Please output the entries below without altering a single character.

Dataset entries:
———
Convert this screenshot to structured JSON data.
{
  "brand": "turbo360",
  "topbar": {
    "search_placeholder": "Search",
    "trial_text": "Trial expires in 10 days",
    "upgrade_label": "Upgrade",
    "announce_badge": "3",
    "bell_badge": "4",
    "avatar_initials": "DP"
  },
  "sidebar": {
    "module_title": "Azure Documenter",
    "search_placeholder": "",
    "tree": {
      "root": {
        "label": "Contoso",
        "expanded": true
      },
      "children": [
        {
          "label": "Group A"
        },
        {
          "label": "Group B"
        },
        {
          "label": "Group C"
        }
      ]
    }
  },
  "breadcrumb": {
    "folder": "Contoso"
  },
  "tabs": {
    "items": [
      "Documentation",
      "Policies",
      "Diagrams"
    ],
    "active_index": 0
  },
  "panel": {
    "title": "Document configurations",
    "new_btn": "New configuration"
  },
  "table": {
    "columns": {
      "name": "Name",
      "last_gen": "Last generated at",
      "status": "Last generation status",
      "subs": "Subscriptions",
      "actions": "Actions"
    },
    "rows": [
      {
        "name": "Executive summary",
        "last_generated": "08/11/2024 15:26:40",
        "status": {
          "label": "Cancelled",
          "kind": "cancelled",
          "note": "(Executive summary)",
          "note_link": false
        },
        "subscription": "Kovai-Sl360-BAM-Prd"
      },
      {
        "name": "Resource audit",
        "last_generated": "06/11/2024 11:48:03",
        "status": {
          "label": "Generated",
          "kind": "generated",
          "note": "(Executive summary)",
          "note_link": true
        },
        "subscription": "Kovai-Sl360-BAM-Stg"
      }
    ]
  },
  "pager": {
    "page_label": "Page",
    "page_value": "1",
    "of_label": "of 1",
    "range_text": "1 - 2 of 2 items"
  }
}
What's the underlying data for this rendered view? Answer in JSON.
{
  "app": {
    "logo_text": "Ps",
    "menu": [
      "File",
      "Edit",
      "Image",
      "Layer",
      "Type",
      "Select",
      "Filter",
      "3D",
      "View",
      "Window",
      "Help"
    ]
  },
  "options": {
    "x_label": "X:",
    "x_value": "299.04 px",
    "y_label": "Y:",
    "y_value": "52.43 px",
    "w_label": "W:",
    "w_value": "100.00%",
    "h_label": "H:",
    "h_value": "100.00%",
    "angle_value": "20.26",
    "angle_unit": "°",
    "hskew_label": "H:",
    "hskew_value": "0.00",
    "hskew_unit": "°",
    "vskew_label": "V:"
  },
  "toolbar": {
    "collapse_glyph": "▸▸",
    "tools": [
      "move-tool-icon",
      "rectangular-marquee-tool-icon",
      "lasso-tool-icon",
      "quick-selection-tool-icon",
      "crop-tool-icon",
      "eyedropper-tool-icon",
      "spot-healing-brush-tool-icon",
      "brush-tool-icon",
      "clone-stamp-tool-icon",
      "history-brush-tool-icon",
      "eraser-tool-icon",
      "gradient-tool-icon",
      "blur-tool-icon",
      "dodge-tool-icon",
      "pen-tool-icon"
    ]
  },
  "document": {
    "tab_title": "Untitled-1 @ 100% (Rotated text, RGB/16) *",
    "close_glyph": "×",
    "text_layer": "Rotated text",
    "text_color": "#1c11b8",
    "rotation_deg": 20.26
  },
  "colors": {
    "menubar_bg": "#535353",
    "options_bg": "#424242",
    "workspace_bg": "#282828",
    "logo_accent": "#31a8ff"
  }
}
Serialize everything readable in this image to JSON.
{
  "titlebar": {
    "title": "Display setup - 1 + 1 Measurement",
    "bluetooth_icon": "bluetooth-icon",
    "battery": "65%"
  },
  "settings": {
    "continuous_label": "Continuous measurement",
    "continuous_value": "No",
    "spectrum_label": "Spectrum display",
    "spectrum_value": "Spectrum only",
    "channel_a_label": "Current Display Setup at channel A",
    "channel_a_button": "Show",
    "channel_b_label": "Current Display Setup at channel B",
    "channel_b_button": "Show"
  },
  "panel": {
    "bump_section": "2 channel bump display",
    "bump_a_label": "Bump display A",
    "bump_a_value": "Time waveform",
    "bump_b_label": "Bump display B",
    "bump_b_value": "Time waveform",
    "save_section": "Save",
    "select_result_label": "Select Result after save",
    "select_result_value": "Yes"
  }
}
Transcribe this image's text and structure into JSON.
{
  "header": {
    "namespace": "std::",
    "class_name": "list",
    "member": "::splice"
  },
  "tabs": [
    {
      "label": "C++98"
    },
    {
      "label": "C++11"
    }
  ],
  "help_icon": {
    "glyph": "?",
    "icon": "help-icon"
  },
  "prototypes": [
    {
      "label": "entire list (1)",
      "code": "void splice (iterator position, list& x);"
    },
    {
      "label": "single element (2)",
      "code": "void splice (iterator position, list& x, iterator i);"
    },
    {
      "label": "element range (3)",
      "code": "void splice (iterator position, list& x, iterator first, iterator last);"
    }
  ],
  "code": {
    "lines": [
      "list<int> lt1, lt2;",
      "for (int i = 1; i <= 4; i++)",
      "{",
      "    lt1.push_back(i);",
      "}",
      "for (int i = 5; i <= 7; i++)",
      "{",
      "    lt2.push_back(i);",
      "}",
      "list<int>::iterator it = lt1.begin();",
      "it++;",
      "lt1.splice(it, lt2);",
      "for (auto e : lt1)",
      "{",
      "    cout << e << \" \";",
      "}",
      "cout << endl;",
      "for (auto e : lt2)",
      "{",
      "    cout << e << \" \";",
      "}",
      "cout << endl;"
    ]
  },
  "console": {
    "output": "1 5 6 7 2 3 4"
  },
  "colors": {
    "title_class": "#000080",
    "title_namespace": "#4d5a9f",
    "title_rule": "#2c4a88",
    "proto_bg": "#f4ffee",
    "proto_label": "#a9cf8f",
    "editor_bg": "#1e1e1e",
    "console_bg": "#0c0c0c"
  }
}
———
EXERCISE RESPONSE —
Convert this screenshot to structured JSON data.
{
  "brand": "turbo360",
  "topbar": {
    "search_placeholder": "Search",
    "trial_text": "Trial expires in 10 days",
    "upgrade_label": "Upgrade",
    "announce_badge": "3",
    "bell_badge": "4",
    "avatar_initials": "DP"
  },
  "sidebar": {
    "module_title": "Azure Documenter",
    "search_placeholder": "",
    "tree": {
      "root": {
        "label": "Contoso",
        "expanded": true
      },
      "children": [
        {
          "label": "Group A"
        },
        {
          "label": "Group B"
        },
        {
          "label": "Group C"
        }
      ]
    }
  },
  "breadcrumb": {
    "folder": "Contoso"
  },
  "tabs": {
    "items": [
      "Documentation",
      "Policies",
      "Diagrams"
    ],
    "active_index": 0
  },
  "panel": {
    "title": "Document configurations",
    "new_btn": "New configuration"
  },
  "table": {
    "columns": {
      "name": "Name",
      "last_gen": "Last generated at",
      "status": "Last generation status",
      "subs": "Subscriptions",
      "actions": "Actions"
    },
    "rows": [
      {
        "name": "Executive summary",
        "last_generated": "08/11/2024 15:26:40",
        "status": {
          "label": "Cancelled",
          "kind": "cancelled",
          "note": "(Executive summary)",
          "note_link": false
        },
        "subscription": "Kovai-Sl360-BAM-Prd"
      },
      {
        "name": "Resource audit",
        "last_generated": "06/11/2024 11:48:03",
        "status": {
          "label": "Generated",
          "kind": "generated",
          "note": "(Executive summary)",
          "note_link": true
        },
        "subscription": "Kovai-Sl360-BAM-Stg"
      }
    ]
  },
  "pager": {
    "page_label": "Page",
    "page_value": "1",
    "of_label": "of 1",
    "range_text": "1 - 2 of 2 items"
  }
}
What's the underlying data for this rendered view? Answer in JSON.
{
  "app": {
    "logo_text": "Ps",
    "menu": [
      "File",
      "Edit",
      "Image",
      "Layer",
      "Type",
      "Select",
      "Filter",
      "3D",
      "View",
      "Window",
      "Help"
    ]
  },
  "options": {
    "x_label": "X:",
    "x_value": "299.04 px",
    "y_label": "Y:",
    "y_value": "52.43 px",
    "w_label": "W:",
    "w_value": "100.00%",
    "h_label": "H:",
    "h_value": "100.00%",
    "angle_value": "20.26",
    "angle_unit": "°",
    "hskew_label": "H:",
    "hskew_value": "0.00",
    "hskew_unit": "°",
    "vskew_label": "V:"
  },
  "toolbar": {
    "collapse_glyph": "▸▸",
    "tools": [
      "move-tool-icon",
      "rectangular-marquee-tool-icon",
      "lasso-tool-icon",
      "quick-selection-tool-icon",
      "crop-tool-icon",
      "eyedropper-tool-icon",
      "spot-healing-brush-tool-icon",
      "brush-tool-icon",
      "clone-stamp-tool-icon",
      "history-brush-tool-icon",
      "eraser-tool-icon",
      "gradient-tool-icon",
      "blur-tool-icon",
      "dodge-tool-icon",
      "pen-tool-icon"
    ]
  },
  "document": {
    "tab_title": "Untitled-1 @ 100% (Rotated text, RGB/16) *",
    "close_glyph": "×",
    "text_layer": "Rotated text",
    "text_color": "#1c11b8",
    "rotation_deg": 20.26
  },
  "colors": {
    "menubar_bg": "#535353",
    "options_bg": "#424242",
    "workspace_bg": "#282828",
    "logo_accent": "#31a8ff"
  }
}
Serialize everything readable in this image to JSON.
{
  "titlebar": {
    "title": "Display setup - 1 + 1 Measurement",
    "bluetooth_icon": "bluetooth-icon",
    "battery": "65%"
  },
  "settings": {
    "continuous_label": "Continuous measurement",
    "continuous_value": "No",
    "spectrum_label": "Spectrum display",
    "spectrum_value": "Spectrum only",
    "channel_a_label": "Current Display Setup at channel A",
    "channel_a_button": "Show",
    "channel_b_label": "Current Display Setup at channel B",
    "channel_b_button": "Show"
  },
  "panel": {
    "bump_section": "2 channel bump display",
    "bump_a_label": "Bump display A",
    "bump_a_value": "Time waveform",
    "bump_b_label": "Bump display B",
    "bump_b_value": "Time waveform",
    "save_section": "Save",
    "select_result_label": "Select Result after save",
    "select_result_value": "Yes"
  }
}
Transcribe this image's text and structure into JSON.
{
  "header": {
    "namespace": "std::",
    "class_name": "list",
    "member": "::splice"
  },
  "tabs": [
    {
      "label": "C++98"
    },
    {
      "label": "C++11"
    }
  ],
  "help_icon": {
    "glyph": "?",
    "icon": "help-icon"
  },
  "prototypes": [
    {
      "label": "entire list (1)",
      "code": "void splice (iterator position, list& x);"
    },
    {
      "label": "single element (2)",
      "code": "void splice (iterator position, list& x, iterator i);"
    },
    {
      "label": "element range (3)",
      "code": "void splice (iterator position, list& x, iterator first, iterator last);"
    }
  ],
  "code": {
    "lines": [
      "list<int> lt1, lt2;",
      "for (int i = 1; i <= 4; i++)",
      "{",
      "    lt1.push_back(i);",
      "}",
      "for (int i = 5; i <= 7; i++)",
      "{",
      "    lt2.push_back(i);",
      "}",
      "list<int>::iterator it = lt1.begin();",
      "it++;",
      "lt1.splice(it, lt2);",
      "for (auto e : lt1)",
      "{",
      "    cout << e << \" \";",
      "}",
      "cout << endl;",
      "for (auto e : lt2)",
      "{",
      "    cout << e << \" \";",
      "}",
      "cout << endl;"
    ]
  },
  "console": {
    "output": "1 5 6 7 2 3 4"
  },
  "colors": {
    "title_class": "#000080",
    "title_namespace": "#4d5a9f",
    "title_rule": "#2c4a88",
    "proto_bg": "#f4ffee",
    "proto_label": "#a9cf8f",
    "editor_bg": "#1e1e1e",
    "console_bg": "#0c0c0c"
  }
}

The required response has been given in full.